"It's something that was pretty easy to do," Colts owner Jim Irsay told the Indianapolis Star. "He knew how much I wanted him to be here for an extended period of time, and I don't have any problem making him paid with the top people in the profession, which he deserves. ... Getting an extension for him was really important for the franchise."

Irsay has opened his checkbook in the past two years to keep key players with landmark contracts and, given his admiration for Dungy, neither the contract nor its value were surprising. It had not been known, though, before Sunday's announcement of the extension that the two sides were actively discussing a new deal.

Even with coaches' salaries spiraling dramatically upward in recent seasons, there are only a handful in the $5 million-per-year category.

Washington Redskins coach Joe Gibbs is believed to be the NFL's highest paid coach -- salaries in the profession are closely guarded -- earning $5.7 million to $5.8 million per year. But Gibbs also holds the title of team president. Dungy's lone title, unlike many of his peers who nominally hold vice president status, is head coach.

Among the other head coaches believed to be in the $5 million-per-year fraternity: Mike Shanahan (Denver), Mike Holmgren (Seattle), Jeff Fisher (Tennessee), Steve Mariucci (Detroit) and Bill Belichick (New England).

The pricey extension could be the last one Dungy ever signs. At age 49, Dungy already has indicated he has other interests he will eventually want to pursue, and has insisted he will not be a "lifer" in the NFL. He has also reiterated on several occasions that the Colts' job will be his last in coaching. He will be 54 when the new extension expires and might be ready at that point to move on to something else.

This is Dungy's 10th season as a head coach. He has compiled a 93-63 record in stints with Tampa Bay (1996-2001) and Indianapolis (2002-present), and his teams have been in the playoffs in seven of the previous nine seasons. The Colts have been to the playoffs in each of Dungy's three seasons with the franchise.

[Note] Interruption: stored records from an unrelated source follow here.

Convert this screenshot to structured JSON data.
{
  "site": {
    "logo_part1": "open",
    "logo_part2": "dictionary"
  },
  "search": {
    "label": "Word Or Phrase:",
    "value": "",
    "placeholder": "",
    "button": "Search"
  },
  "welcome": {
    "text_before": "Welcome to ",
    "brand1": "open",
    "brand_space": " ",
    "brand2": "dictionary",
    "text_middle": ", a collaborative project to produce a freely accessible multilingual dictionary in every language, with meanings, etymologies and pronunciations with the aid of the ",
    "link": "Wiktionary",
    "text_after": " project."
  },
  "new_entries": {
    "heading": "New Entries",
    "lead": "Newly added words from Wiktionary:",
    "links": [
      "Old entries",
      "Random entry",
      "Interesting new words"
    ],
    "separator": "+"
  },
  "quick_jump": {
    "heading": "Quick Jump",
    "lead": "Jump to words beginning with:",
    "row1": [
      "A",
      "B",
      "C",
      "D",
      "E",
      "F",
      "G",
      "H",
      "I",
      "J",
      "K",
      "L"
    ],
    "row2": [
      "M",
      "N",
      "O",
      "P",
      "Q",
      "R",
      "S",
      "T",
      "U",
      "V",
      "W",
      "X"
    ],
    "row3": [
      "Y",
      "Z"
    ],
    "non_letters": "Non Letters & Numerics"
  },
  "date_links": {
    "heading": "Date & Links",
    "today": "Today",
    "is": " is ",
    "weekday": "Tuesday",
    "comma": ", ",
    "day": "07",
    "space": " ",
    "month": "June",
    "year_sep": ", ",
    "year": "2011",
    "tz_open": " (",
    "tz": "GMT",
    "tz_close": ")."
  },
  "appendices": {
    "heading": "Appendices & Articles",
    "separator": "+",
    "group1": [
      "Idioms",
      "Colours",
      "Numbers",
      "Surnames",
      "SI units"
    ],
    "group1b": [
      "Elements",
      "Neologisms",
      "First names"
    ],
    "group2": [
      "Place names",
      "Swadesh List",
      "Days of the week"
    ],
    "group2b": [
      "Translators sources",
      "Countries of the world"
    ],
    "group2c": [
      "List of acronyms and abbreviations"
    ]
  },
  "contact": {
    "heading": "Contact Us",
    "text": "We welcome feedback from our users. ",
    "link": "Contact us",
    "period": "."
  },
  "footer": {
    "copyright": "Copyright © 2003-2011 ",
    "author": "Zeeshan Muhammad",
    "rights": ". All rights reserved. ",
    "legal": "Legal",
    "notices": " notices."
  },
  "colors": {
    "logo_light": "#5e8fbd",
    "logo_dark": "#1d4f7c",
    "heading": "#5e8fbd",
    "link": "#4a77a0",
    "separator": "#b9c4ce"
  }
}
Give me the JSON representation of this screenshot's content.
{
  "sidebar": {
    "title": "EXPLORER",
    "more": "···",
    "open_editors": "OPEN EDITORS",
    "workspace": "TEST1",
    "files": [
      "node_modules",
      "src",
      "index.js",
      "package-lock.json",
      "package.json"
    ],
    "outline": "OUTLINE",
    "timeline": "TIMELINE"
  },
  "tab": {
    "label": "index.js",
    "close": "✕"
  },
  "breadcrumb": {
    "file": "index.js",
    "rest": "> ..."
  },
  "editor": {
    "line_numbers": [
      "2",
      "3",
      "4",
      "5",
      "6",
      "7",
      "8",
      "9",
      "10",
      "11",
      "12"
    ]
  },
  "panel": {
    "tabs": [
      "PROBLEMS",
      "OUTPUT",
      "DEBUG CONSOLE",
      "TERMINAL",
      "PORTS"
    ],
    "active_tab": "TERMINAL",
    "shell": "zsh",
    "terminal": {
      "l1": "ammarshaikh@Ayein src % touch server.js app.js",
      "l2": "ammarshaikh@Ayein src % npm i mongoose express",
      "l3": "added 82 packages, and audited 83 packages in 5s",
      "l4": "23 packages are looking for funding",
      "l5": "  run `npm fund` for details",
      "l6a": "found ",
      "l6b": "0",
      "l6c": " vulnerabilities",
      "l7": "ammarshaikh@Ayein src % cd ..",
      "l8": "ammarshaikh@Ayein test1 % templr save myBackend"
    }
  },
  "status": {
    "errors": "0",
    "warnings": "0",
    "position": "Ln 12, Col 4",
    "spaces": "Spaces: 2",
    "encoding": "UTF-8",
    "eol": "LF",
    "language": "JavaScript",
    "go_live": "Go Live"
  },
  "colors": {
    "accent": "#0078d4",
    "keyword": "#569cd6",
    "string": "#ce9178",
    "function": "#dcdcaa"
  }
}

Len Pasquarelli is a senior NFL writer for ESPN.com. To check out Len's chat archive, click hereInsider.